U.S. Classification705/39, 235/380, 700/232
International ClassificationG06F17/00, G06Q20/00, G06K5/00, G06Q40/00
Cooperative ClassificationG06Q20/04, G06Q20/401, G06Q20/10, G06Q20/403
European ClassificationG06Q20/04, G06Q20/401, G06Q20/10, G06Q20/403
Legal Events
DateCodeEventDescription
Nov 17, 2011FPAYFee payment
Year of fee payment: 4
Mar 18, 2002ASAssignment
Owner name: PANGAEA ASSOCIATES INTERNATIONAL INC., WASHINGTON
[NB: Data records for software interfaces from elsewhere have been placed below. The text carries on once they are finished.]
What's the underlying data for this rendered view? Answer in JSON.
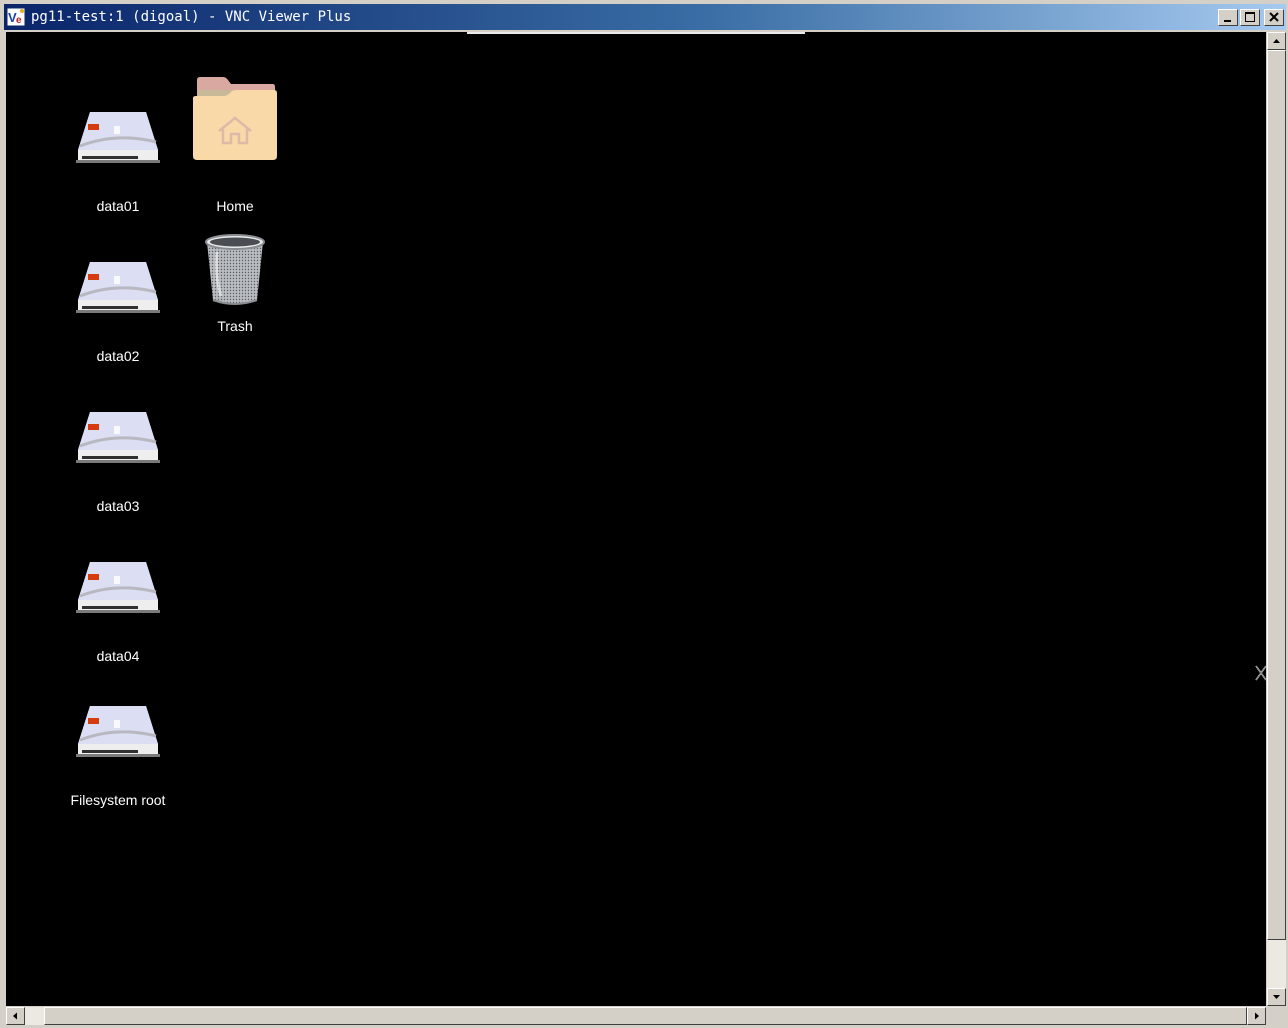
{
  "window": {
    "title": "pg11-test:1 (digoal) - VNC Viewer Plus",
    "app_icon": "vnc-viewer-icon",
    "controls": [
      "minimize",
      "maximize",
      "close"
    ]
  },
  "desktop": {
    "background_color": "#000000",
    "icons": [
      {
        "label": "data01",
        "icon": "drive-icon"
      },
      {
        "label": "data02",
        "icon": "drive-icon"
      },
      {
        "label": "data03",
        "icon": "drive-icon"
      },
      {
        "label": "data04",
        "icon": "drive-icon"
      },
      {
        "label": "Filesystem root",
        "icon": "drive-icon"
      },
      {
        "label": "Home",
        "icon": "home-folder-icon"
      },
      {
        "label": "Trash",
        "icon": "trash-icon"
      }
    ]
  },
  "colors": {
    "titlebar_start": "#0a246a",
    "titlebar_end": "#a6caf0",
    "folder": "#f9d9a8"
  }
}
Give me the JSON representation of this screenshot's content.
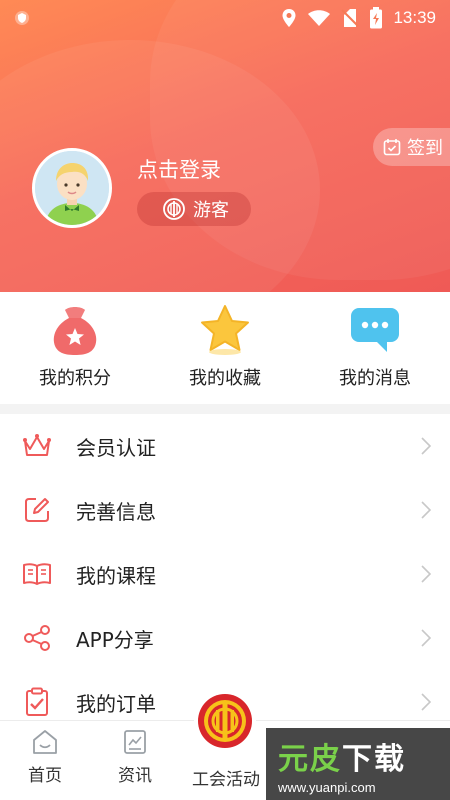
{
  "status_bar": {
    "time": "13:39"
  },
  "profile": {
    "login_text": "点击登录",
    "guest_label": "游客",
    "checkin_label": "签到"
  },
  "quick_actions": [
    {
      "label": "我的积分",
      "icon": "money-bag-icon"
    },
    {
      "label": "我的收藏",
      "icon": "star-icon"
    },
    {
      "label": "我的消息",
      "icon": "chat-bubble-icon"
    }
  ],
  "menu": [
    {
      "label": "会员认证",
      "icon": "crown-icon"
    },
    {
      "label": "完善信息",
      "icon": "edit-icon"
    },
    {
      "label": "我的课程",
      "icon": "book-icon"
    },
    {
      "label": "APP分享",
      "icon": "share-icon"
    },
    {
      "label": "我的订单",
      "icon": "clipboard-icon"
    }
  ],
  "bottom_nav": [
    {
      "label": "首页",
      "icon": "home-icon"
    },
    {
      "label": "资讯",
      "icon": "news-icon"
    },
    {
      "label": "工会活动",
      "icon": "union-emblem-icon"
    }
  ],
  "watermark": {
    "brand_green": "元皮",
    "brand_white": "下载",
    "url": "www.yuanpi.com"
  },
  "colors": {
    "accent": "#f0625a",
    "header_start": "#ff8a55",
    "header_end": "#ef5a56"
  }
}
Free format text: ASSIGNMENT OF ASSIGNORS INTEREST;ASSIGNOR:CARLSON, MICHAEL;REEL/FRAME:012715/0734
Effective date: 20020205